[Saved data entries]
++++++++++++++++++++

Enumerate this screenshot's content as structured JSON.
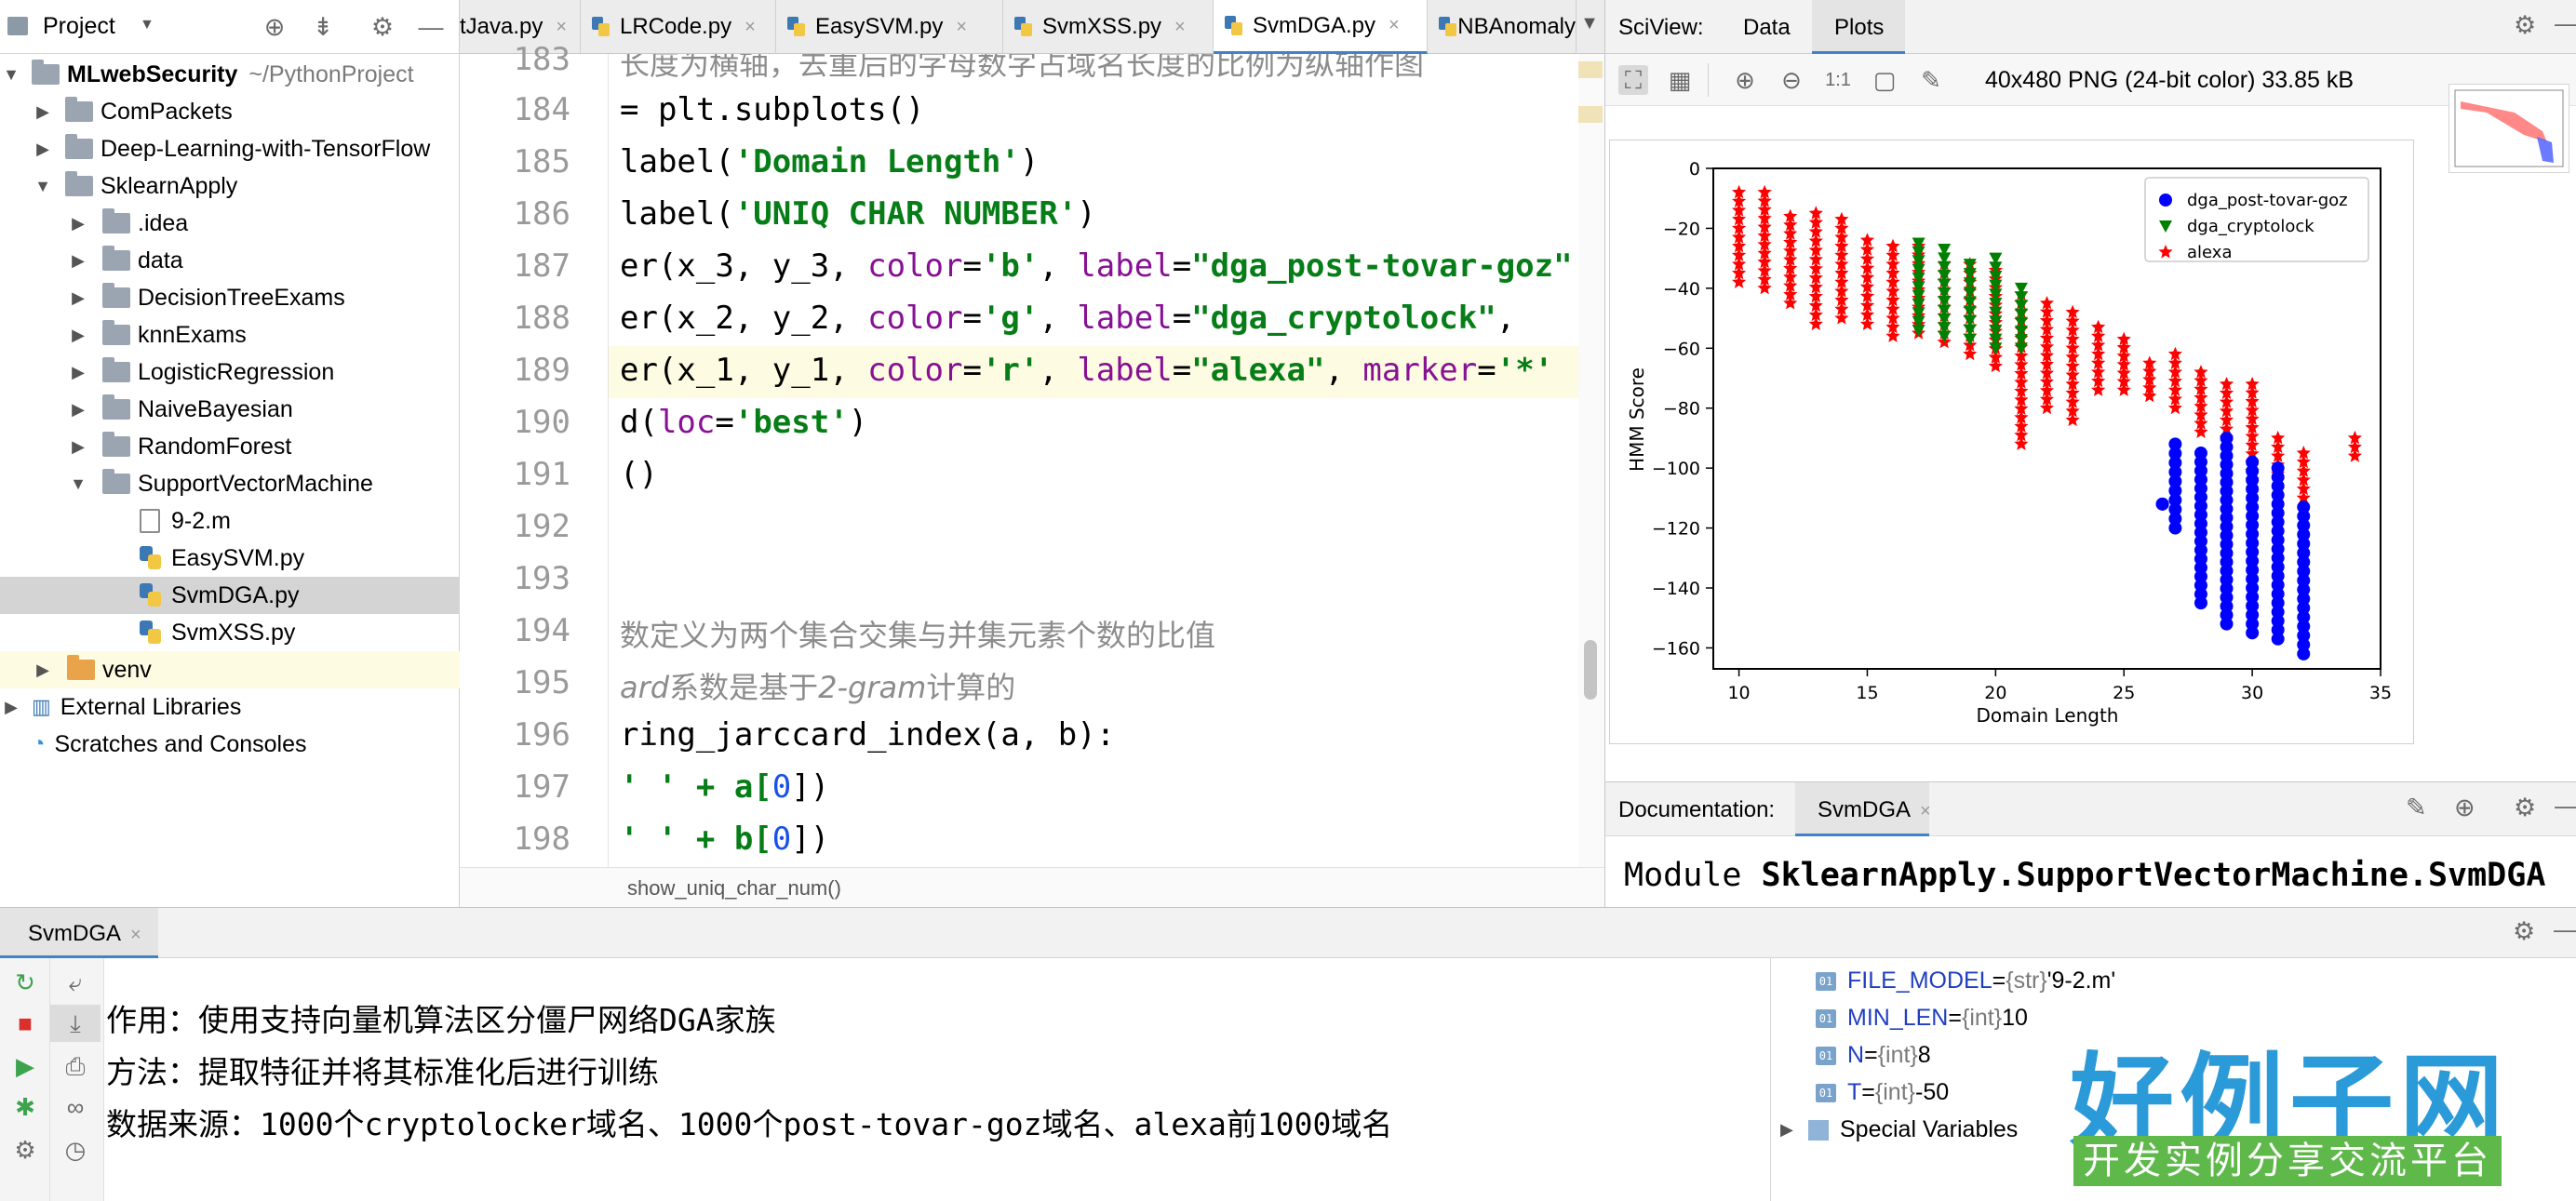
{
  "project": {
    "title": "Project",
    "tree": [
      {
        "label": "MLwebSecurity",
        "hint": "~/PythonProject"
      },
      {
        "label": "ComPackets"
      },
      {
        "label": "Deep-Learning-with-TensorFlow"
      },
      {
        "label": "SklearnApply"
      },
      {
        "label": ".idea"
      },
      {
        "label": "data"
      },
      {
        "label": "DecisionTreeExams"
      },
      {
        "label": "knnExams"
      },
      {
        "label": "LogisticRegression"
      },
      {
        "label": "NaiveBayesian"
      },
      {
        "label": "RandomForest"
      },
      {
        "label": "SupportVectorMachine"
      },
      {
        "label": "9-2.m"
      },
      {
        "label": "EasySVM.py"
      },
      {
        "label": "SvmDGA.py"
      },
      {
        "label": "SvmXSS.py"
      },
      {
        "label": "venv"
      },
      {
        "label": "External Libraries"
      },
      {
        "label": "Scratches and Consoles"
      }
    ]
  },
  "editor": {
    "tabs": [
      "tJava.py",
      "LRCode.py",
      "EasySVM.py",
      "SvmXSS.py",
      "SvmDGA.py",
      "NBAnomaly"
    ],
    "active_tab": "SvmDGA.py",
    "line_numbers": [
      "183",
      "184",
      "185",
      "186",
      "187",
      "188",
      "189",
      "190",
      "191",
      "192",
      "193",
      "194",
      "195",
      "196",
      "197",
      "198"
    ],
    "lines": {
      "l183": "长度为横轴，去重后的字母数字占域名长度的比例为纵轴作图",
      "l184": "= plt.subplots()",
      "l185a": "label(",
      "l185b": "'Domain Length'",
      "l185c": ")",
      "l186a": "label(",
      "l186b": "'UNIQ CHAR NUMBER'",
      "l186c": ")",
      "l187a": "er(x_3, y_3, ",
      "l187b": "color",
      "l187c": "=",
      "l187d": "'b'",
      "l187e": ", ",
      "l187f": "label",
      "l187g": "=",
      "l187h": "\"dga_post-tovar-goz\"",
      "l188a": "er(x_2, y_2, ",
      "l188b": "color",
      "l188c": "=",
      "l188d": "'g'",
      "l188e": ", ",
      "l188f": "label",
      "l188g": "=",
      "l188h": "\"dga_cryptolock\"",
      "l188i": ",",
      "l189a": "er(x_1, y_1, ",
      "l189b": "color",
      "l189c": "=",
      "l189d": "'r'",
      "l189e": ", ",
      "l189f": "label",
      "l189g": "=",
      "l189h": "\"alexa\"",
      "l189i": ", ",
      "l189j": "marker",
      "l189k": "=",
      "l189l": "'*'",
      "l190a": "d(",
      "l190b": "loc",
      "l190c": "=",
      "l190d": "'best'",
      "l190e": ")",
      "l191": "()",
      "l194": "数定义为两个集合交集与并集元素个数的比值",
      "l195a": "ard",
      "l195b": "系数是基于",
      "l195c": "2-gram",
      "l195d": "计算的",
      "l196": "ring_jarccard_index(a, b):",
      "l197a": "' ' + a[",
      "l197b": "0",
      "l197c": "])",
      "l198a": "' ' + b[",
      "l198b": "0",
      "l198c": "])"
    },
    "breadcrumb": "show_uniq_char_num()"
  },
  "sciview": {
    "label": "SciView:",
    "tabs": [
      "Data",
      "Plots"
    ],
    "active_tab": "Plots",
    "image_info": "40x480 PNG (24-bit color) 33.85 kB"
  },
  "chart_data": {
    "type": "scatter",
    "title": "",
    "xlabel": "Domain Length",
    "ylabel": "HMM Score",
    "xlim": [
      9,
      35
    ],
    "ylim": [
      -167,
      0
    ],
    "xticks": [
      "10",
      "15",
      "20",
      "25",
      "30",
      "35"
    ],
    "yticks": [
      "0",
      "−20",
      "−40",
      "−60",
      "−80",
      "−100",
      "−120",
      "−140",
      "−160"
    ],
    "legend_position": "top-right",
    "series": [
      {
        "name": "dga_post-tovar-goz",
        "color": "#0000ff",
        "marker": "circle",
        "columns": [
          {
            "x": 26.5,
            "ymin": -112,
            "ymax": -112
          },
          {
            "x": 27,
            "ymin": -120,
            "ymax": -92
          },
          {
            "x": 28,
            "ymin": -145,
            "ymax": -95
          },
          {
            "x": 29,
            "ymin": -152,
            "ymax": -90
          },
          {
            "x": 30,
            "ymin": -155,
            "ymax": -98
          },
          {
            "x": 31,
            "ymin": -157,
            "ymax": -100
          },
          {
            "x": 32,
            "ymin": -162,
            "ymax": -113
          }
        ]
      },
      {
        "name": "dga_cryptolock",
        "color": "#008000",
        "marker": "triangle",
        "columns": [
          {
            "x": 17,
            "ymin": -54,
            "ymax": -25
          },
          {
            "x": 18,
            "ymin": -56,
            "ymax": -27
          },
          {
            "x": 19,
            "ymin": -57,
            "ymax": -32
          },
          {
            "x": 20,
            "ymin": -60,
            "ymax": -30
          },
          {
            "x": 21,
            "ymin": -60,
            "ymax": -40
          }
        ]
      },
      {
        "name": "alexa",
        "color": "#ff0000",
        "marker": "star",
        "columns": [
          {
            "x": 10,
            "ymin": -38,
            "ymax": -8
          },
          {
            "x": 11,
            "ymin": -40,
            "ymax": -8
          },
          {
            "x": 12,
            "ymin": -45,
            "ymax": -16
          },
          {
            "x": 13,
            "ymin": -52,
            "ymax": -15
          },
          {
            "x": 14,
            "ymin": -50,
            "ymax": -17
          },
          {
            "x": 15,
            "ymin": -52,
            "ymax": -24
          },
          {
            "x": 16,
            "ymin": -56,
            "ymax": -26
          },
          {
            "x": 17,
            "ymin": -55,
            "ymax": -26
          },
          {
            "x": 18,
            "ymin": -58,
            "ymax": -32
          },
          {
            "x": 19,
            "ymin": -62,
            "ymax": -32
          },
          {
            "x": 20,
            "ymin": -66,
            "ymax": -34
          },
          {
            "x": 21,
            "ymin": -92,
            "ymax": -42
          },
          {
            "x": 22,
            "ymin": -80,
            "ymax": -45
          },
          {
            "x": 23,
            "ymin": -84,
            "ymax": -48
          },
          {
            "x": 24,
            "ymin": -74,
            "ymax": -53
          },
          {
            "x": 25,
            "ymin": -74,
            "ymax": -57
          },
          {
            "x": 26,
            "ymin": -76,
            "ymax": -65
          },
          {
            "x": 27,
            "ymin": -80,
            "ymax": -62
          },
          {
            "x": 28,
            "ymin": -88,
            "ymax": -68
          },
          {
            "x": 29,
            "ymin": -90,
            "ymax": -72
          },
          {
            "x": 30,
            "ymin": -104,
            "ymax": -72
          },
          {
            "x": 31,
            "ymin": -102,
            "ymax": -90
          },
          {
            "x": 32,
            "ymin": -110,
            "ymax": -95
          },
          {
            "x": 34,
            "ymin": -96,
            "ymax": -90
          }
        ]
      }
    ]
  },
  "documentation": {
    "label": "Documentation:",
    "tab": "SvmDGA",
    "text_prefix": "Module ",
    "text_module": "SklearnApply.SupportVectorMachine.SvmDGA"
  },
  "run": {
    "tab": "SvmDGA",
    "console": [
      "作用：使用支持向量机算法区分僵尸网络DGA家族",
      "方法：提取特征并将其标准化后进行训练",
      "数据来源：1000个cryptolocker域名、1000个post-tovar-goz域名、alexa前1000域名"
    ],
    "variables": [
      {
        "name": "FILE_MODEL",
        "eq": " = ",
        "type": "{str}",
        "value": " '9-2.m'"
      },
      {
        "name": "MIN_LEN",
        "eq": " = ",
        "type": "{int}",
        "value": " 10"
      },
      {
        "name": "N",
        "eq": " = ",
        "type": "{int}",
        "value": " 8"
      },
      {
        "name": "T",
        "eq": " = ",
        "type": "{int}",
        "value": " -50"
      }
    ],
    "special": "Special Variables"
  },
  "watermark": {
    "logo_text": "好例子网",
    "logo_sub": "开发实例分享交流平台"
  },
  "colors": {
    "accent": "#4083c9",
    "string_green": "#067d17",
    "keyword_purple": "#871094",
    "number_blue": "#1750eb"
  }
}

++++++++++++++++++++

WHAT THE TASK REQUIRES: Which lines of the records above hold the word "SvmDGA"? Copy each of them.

SOLUTION:
        "label": "SvmDGA.py"
      "SvmDGA.py",
    "active_tab": "SvmDGA.py",
    "tab": "SvmDGA",
    "text_module": "SklearnApply.SupportVectorMachine.SvmDGA"
    "tab": "SvmDGA",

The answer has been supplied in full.